How the First Year Book may fit into teaching your class
UMD Professor of Atmospheric Chemistry Ross Salawitch takes a closer look at this year's First Year Book, The Signal and the Noise by Nate Silver. Salawitch's book review includes a number of suggestions how the First Year Book may fit into teaching your class.
To read more Click Here.
Why aren't students coming to my office hours?
Office hours provide an opportunity for student-faculty interaction, one key benchmark of effective educational practice. Yet this potential goes unrealized if students do not show up, or feel uncomfortable. This video summarizes some key research findings on the use of office hours by undergraduate students at the University of Maryland. The research project was conducted by the 2012-2013 CTE Lilly Grad Fellows.
"Sticky" Teaching: Enduring Learning
Does your course structure contain the elements known to promote learning and knowledge retention? We apply the sticky principles for creating memorable content to course design and instruction. In this workshop video we present ideas to transform your presentations and entire course such that students are more likely to be inspired, engaged and more likely to accomplish the learning outcomes of the course.
10 Lessons Learned from Flipping My Class
Flipping your classroom comes with a number of challenges. If you are about to embark on the journey to make the flip you may look for some hands-on advice. Marcio Alves De Oliveira, Department of Kinesiology, shares his lessons learned when flipping a classroom.
To read more click here. A pdf version with embedded video is available here.
Active Learning Part 3: Giving up authority

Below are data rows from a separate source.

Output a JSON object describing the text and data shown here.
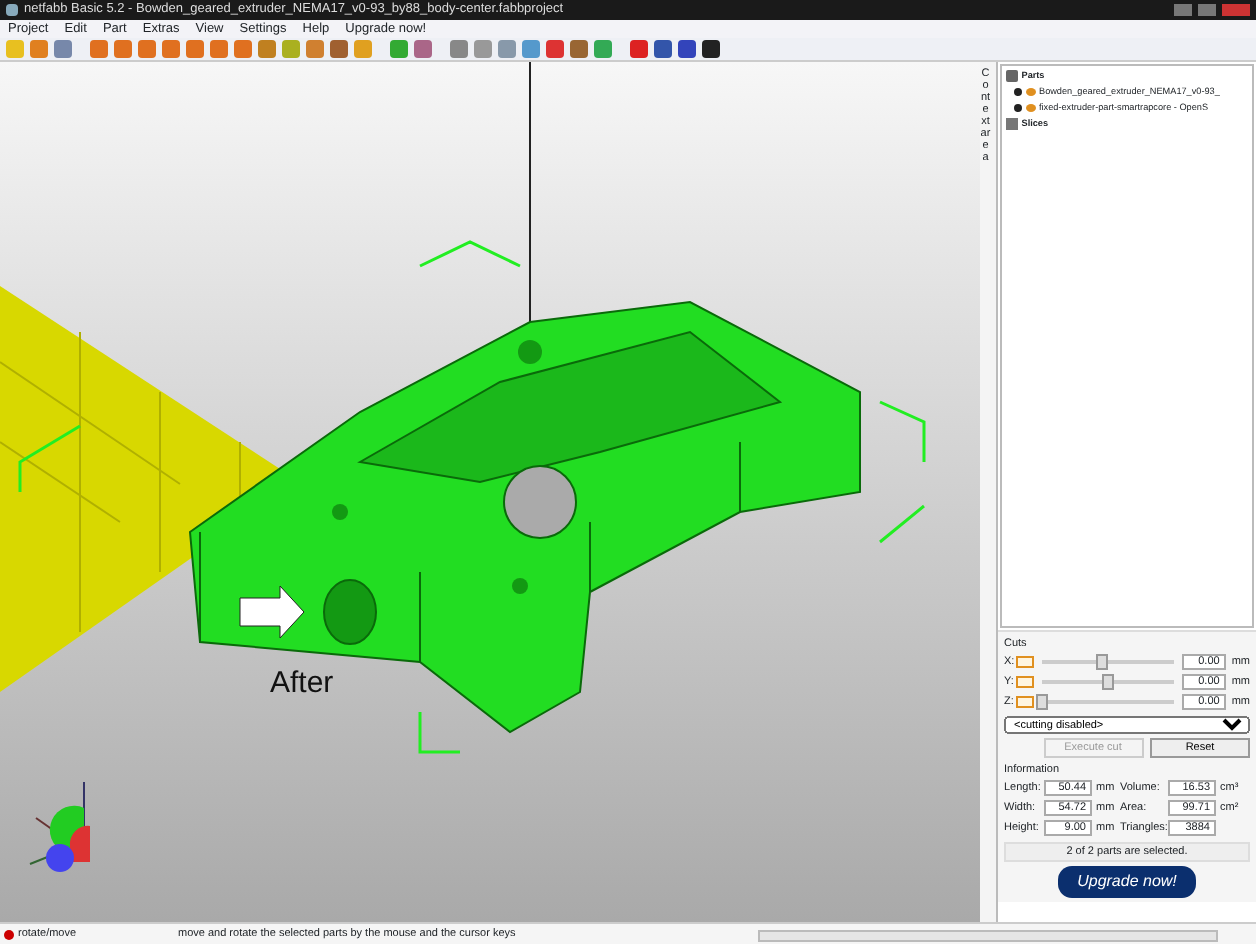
{
  "window": {
    "title": "netfabb Basic 5.2 - Bowden_geared_extruder_NEMA17_v0-93_by88_body-center.fabbproject"
  },
  "menu": [
    "Project",
    "Edit",
    "Part",
    "Extras",
    "View",
    "Settings",
    "Help",
    "Upgrade now!"
  ],
  "side_tab": {
    "label": "Context area"
  },
  "parts_tree": [
    {
      "kind": "group",
      "label": "Parts",
      "children": [
        {
          "kind": "part",
          "label": "Bowden_geared_extruder_NEMA17_v0-93_"
        },
        {
          "kind": "part",
          "label": "fixed-extruder-part-smartrapcore - OpenS"
        }
      ]
    },
    {
      "kind": "slices",
      "label": "Slices"
    }
  ],
  "cuts": {
    "title": "Cuts",
    "axes": [
      {
        "label": "X:",
        "checked": false,
        "level": 0.45,
        "value": "0.00",
        "unit": "mm"
      },
      {
        "label": "Y:",
        "checked": false,
        "level": 0.5,
        "value": "0.00",
        "unit": "mm"
      },
      {
        "label": "Z:",
        "checked": false,
        "level": 0.0,
        "value": "0.00",
        "unit": "mm"
      }
    ],
    "mode": "<cutting disabled>",
    "buttons": [
      {
        "label": "Execute cut",
        "disabled": true
      },
      {
        "label": "Reset",
        "disabled": false
      }
    ]
  },
  "information": {
    "title": "Information",
    "rows": [
      {
        "label": "Length:",
        "value": "50.44",
        "unit": "mm",
        "label_2": "Volume:",
        "value_2": "16.53",
        "unit_2": "cm³"
      },
      {
        "label": "Width:",
        "value": "54.72",
        "unit": "mm",
        "label_2": "Area:",
        "value_2": "99.71",
        "unit_2": "cm²"
      },
      {
        "label": "Height:",
        "value": "9.00",
        "unit": "mm",
        "label_2": "Triangles:",
        "value_2": "3884",
        "unit_2": ""
      }
    ]
  },
  "selection_status": "2 of 2 parts are selected.",
  "upgrade_button": "Upgrade now!",
  "viewport": {
    "callout": "After"
  },
  "status_bar": {
    "mode": "rotate/move",
    "hint": "move and rotate the selected parts by the mouse and the cursor keys",
    "progress": {
      "level": 0
    }
  }
}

University of Maryland History Professor Bernard Cooperman suggests that teachers have to "give up authority" in the classroom when they want their students to learn actively. Cooperman proposes that factual knowledge has become trivialized because of the easiness to access information and facts online. Students today, he argues, have to focus on learning how to make solid arguments rather than merely learning facts by heart.